++++ Data section ++++
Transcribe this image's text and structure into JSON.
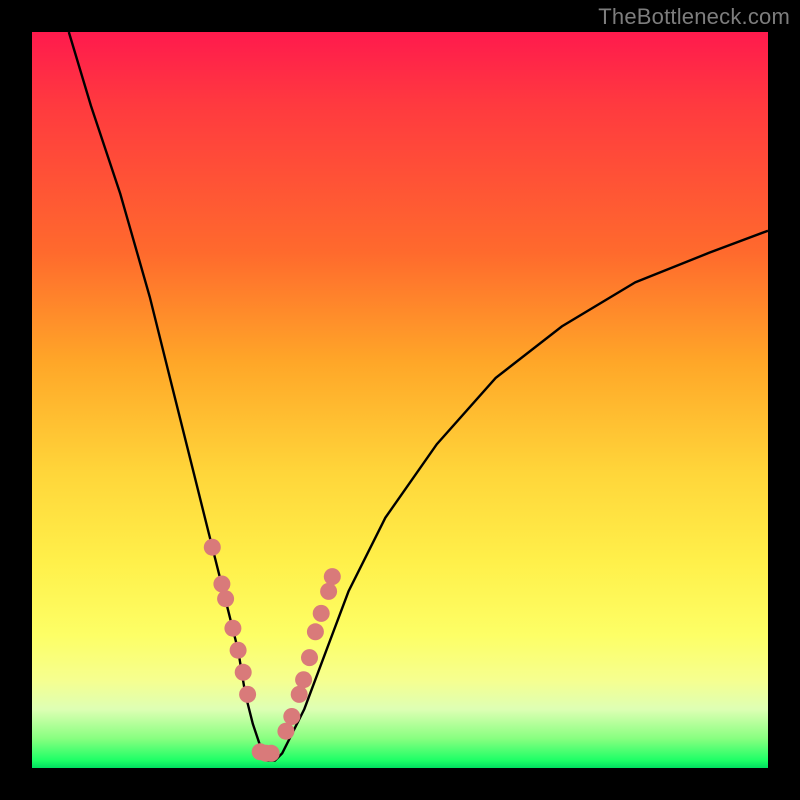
{
  "watermark": "TheBottleneck.com",
  "chart_data": {
    "type": "line",
    "title": "",
    "xlabel": "",
    "ylabel": "",
    "xlim": [
      0,
      100
    ],
    "ylim": [
      0,
      100
    ],
    "series": [
      {
        "name": "bottleneck-curve",
        "x": [
          5,
          8,
          12,
          16,
          19,
          22,
          24,
          26,
          28,
          29,
          30,
          31,
          32,
          33,
          34,
          35,
          37,
          40,
          43,
          48,
          55,
          63,
          72,
          82,
          92,
          100
        ],
        "y": [
          100,
          90,
          78,
          64,
          52,
          40,
          32,
          24,
          16,
          10,
          6,
          3,
          1,
          1,
          2,
          4,
          8,
          16,
          24,
          34,
          44,
          53,
          60,
          66,
          70,
          73
        ]
      }
    ],
    "markers": {
      "name": "highlighted-range",
      "color": "#d97a7a",
      "x": [
        24.5,
        25.8,
        26.3,
        27.3,
        28.0,
        28.7,
        29.3,
        31.0,
        31.8,
        32.5,
        34.5,
        35.3,
        36.3,
        36.9,
        37.7,
        38.5,
        39.3,
        40.3,
        40.8
      ],
      "y": [
        30,
        25,
        23,
        19,
        16,
        13,
        10,
        2.2,
        2.0,
        2.0,
        5,
        7,
        10,
        12,
        15,
        18.5,
        21,
        24,
        26
      ]
    },
    "gradient_stops": [
      {
        "pos": 0.0,
        "color": "#ff1a4d"
      },
      {
        "pos": 0.3,
        "color": "#ff6a2d"
      },
      {
        "pos": 0.6,
        "color": "#ffd63a"
      },
      {
        "pos": 0.85,
        "color": "#fdff66"
      },
      {
        "pos": 0.96,
        "color": "#88ff80"
      },
      {
        "pos": 1.0,
        "color": "#00e060"
      }
    ]
  }
}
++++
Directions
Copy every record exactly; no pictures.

Written answer
Transcribe this image's text and structure into JSON.
{
  "watermark": "TheBottleneck.com",
  "chart_data": {
    "type": "line",
    "title": "",
    "xlabel": "",
    "ylabel": "",
    "xlim": [
      0,
      100
    ],
    "ylim": [
      0,
      100
    ],
    "series": [
      {
        "name": "bottleneck-curve",
        "x": [
          5,
          8,
          12,
          16,
          19,
          22,
          24,
          26,
          28,
          29,
          30,
          31,
          32,
          33,
          34,
          35,
          37,
          40,
          43,
          48,
          55,
          63,
          72,
          82,
          92,
          100
        ],
        "y": [
          100,
          90,
          78,
          64,
          52,
          40,
          32,
          24,
          16,
          10,
          6,
          3,
          1,
          1,
          2,
          4,
          8,
          16,
          24,
          34,
          44,
          53,
          60,
          66,
          70,
          73
        ]
      }
    ],
    "markers": {
      "name": "highlighted-range",
      "color": "#d97a7a",
      "x": [
        24.5,
        25.8,
        26.3,
        27.3,
        28.0,
        28.7,
        29.3,
        31.0,
        31.8,
        32.5,
        34.5,
        35.3,
        36.3,
        36.9,
        37.7,
        38.5,
        39.3,
        40.3,
        40.8
      ],
      "y": [
        30,
        25,
        23,
        19,
        16,
        13,
        10,
        2.2,
        2.0,
        2.0,
        5,
        7,
        10,
        12,
        15,
        18.5,
        21,
        24,
        26
      ]
    },
    "gradient_stops": [
      {
        "pos": 0.0,
        "color": "#ff1a4d"
      },
      {
        "pos": 0.3,
        "color": "#ff6a2d"
      },
      {
        "pos": 0.6,
        "color": "#ffd63a"
      },
      {
        "pos": 0.85,
        "color": "#fdff66"
      },
      {
        "pos": 0.96,
        "color": "#88ff80"
      },
      {
        "pos": 1.0,
        "color": "#00e060"
      }
    ]
  }
}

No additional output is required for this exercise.